by Owen Gottlieb
What will “Jewish” look like as today’s new media evolves into tomorrow’s new media? Learners are increasingly Gamers, Designers, and Builders (Tinkerers). New media landscapes allow learners to develop and hone their affinities, teach themselves, and mentor their virtual peers. They collaborate in problem-solving online and offline, and their design skills are increasingly important. How does the formation of identity morph as game spaces allow us, through role-play, to try on a variety of new possible selves? What do Jewish educators and leaders need to know as print shifts to digital, the role of teachers increasingly becomes that of guide, and games become a new language of learning?

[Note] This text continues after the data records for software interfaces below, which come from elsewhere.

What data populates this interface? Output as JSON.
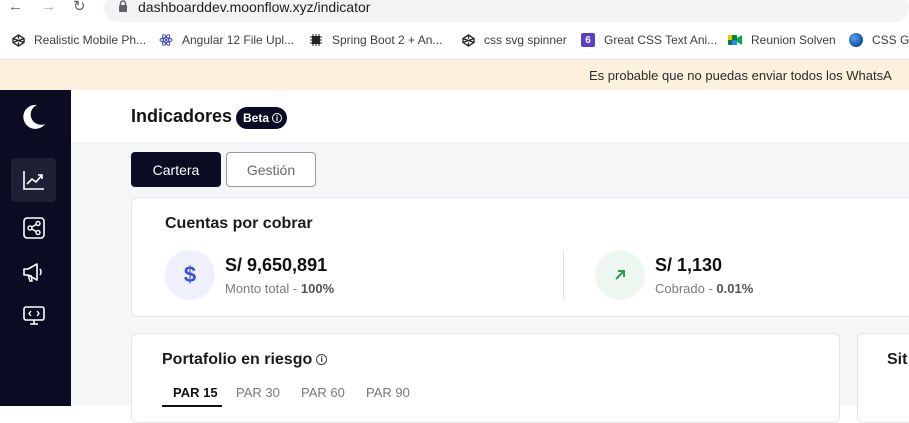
{
  "browser": {
    "url": "dashboarddev.moonflow.xyz/indicator",
    "bookmarks": [
      {
        "label": "Realistic Mobile Ph...",
        "icon": "codepen-icon"
      },
      {
        "label": "Angular 12 File Upl...",
        "icon": "react-atom-icon"
      },
      {
        "label": "Spring Boot 2 + An...",
        "icon": "chip-icon"
      },
      {
        "label": "css svg spinner",
        "icon": "codepen-icon"
      },
      {
        "label": "Great CSS Text Ani...",
        "icon": "six-icon"
      },
      {
        "label": "Reunion Solven",
        "icon": "meet-icon"
      },
      {
        "label": "CSS Gr",
        "icon": "globe-icon"
      }
    ]
  },
  "banner": {
    "text": "Es probable que no puedas enviar todos los WhatsA"
  },
  "sidebar": {
    "items": [
      {
        "icon": "trend-chart-icon",
        "active": true
      },
      {
        "icon": "share-nodes-icon",
        "active": false
      },
      {
        "icon": "megaphone-icon",
        "active": false
      },
      {
        "icon": "monitor-code-icon",
        "active": false
      }
    ]
  },
  "header": {
    "title": "Indicadores",
    "badge": "Beta",
    "info": "i"
  },
  "tabs": {
    "cartera": "Cartera",
    "gestion": "Gestión"
  },
  "cuentas": {
    "title": "Cuentas por cobrar",
    "monto": {
      "value": "S/ 9,650,891",
      "label": "Monto total - ",
      "pct": "100%"
    },
    "cobrado": {
      "value": "S/ 1,130",
      "label": "Cobrado - ",
      "pct": "0.01%"
    }
  },
  "portafolio": {
    "title": "Portafolio en riesgo",
    "info": "i",
    "tabs": [
      "PAR 15",
      "PAR 30",
      "PAR 60",
      "PAR 90"
    ]
  },
  "situacion": {
    "title": "Sit"
  },
  "colors": {
    "sidebar": "#0b0b24",
    "banner": "#fcf1dc",
    "money_bg": "#eef0fb",
    "money_fg": "#3b4fd6",
    "up_bg": "#ecf7ef",
    "up_fg": "#2e9e4d"
  }
}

In the secular world, Games for Learning are receiving a great deal of attention. This inter-disciplinary set of pursuits combines the learning sciences, media studies, design, performance studies, linguistics, and other fields. In particular, Games for STEM Learning (STEM refers to Science, Technology Engineering, and Math) have received attention from the White House and funding from MacArthur Foundation, AMD, Microsoft, and others. But Games for Learning reach beyond STEM (now, some add an “A” to STEM to make STEAM – adding “Art” to the mix). Games for Learning are being built to teach civics (Sandra Day OConnor’s iCivics.org), environmental awareness, and social entrepreneurship (GlobalKids.org and its student designers).